Half of new dads in the UK do not take their full two weeks statutory paternity leave because of financial pressures forcing them to work. This number increases to three quarters of fathers as you move down the income brackets.
The current statutory paternity pay is set at £138.18 per week or 90% of average weekly earnings, whichever is less. This is just a quarter of the average weekly wage for full-time male employees, and over half the weekly wage for a worker earning the National Minimum Wage for a 40 hour week.
Getting ahead in today’s world is difficult for young workers, and not just those fresh out of university, but also workers from anywhere between 20-35 years of age. They struggle to get promoted at a time when people are putting off retirement; they struggle to earn a fair wage at a time when the rise of low pay and zero-hour contracts seeks to destabilise the concept of meritocracy; they struggle to live the family dream and buy their own property and car, both of which require substantial deposits and surplus wage for the purposes of saving. So how are they expected to take time off work if it results in a loss in earnings at a time when they are struggling to save? As a consequence, the seminal life events are being postponed rather than enjoyed.
An olive branch to young workers came this week in the form of Ed Milliband’s promise that a future Labour government would double the amount of paid paternity leave available to new fathers by more than £120 a week to £260. This would enable fathers to spend more time with their new born children and show support to the mother during a happy – but sleep deprived – time as the new family learn to turn their attention on their new arrival.
Undoubtedly it is positive news for employees, as well as employers, who are absolved of any responsibility for improving their support for new fathers. Yet is it all realistic? Firstly a lot depends on whether Labour will achieve election this year, but also a lot depends on the take up from new fathers and if the rules of eligibility aren’t tampered with.

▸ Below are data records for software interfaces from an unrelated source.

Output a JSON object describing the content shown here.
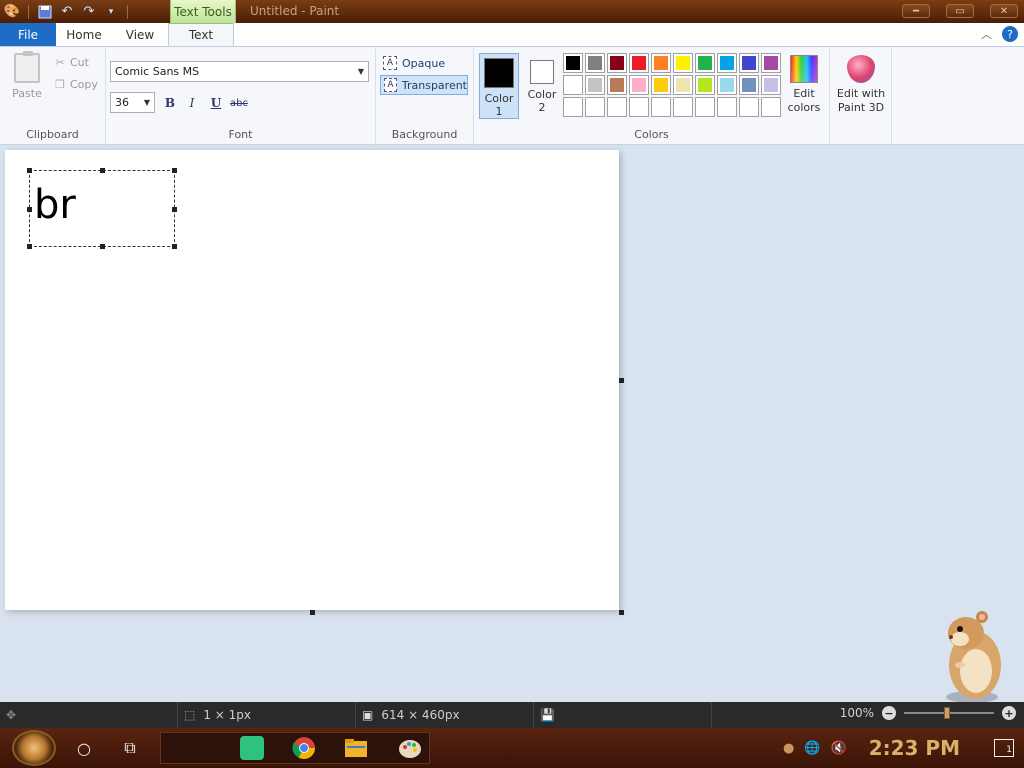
{
  "titlebar": {
    "context_tab": "Text Tools",
    "window_title": "Untitled - Paint",
    "window_controls": [
      "minimize",
      "maximize",
      "close"
    ]
  },
  "tabs": {
    "file": "File",
    "home": "Home",
    "view": "View",
    "text": "Text",
    "active": "Text"
  },
  "clipboard": {
    "paste": "Paste",
    "cut": "Cut",
    "copy": "Copy",
    "label": "Clipboard"
  },
  "font": {
    "family": "Comic Sans MS",
    "size": "36",
    "bold": "B",
    "italic": "I",
    "underline": "U",
    "strikethrough": "abc",
    "label": "Font"
  },
  "background": {
    "opaque": "Opaque",
    "transparent": "Transparent",
    "selected": "transparent",
    "label": "Background"
  },
  "colors": {
    "color1_label": "Color",
    "color1_num": "1",
    "color1_value": "#000000",
    "color2_label": "Color",
    "color2_num": "2",
    "color2_value": "#ffffff",
    "palette": [
      "#000000",
      "#7f7f7f",
      "#880015",
      "#ed1c24",
      "#ff7f27",
      "#fff200",
      "#22b14c",
      "#00a2e8",
      "#3f48cc",
      "#a349a4",
      "#ffffff",
      "#c3c3c3",
      "#b97a57",
      "#ffaec9",
      "#ffc90e",
      "#efe4b0",
      "#b5e61d",
      "#99d9ea",
      "#7092be",
      "#c8bfe7",
      "#ffffff",
      "#ffffff",
      "#ffffff",
      "#ffffff",
      "#ffffff",
      "#ffffff",
      "#ffffff",
      "#ffffff",
      "#ffffff",
      "#ffffff"
    ],
    "edit_colors_1": "Edit",
    "edit_colors_2": "colors",
    "paint3d_1": "Edit with",
    "paint3d_2": "Paint 3D",
    "label": "Colors"
  },
  "canvas": {
    "text_content": "br"
  },
  "status": {
    "cursor": "1 × 1px",
    "size": "614 × 460px",
    "zoom": "100%"
  },
  "taskbar": {
    "clock": "2:23 PM",
    "notifications": "1"
  }
}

Labour’s announcement comes on the same week the TUC released analysis showing that 40% of working dads with a child under the age of one are ineligible for the new Shared Parental Leave initiative because their partner is not in paid work or are self-employed. The TUC raises fresh doubt on the effectiveness of the new Shared Parental Leave initiative, as well as the take up, at a time when the rights for new fathers is under the spotlight.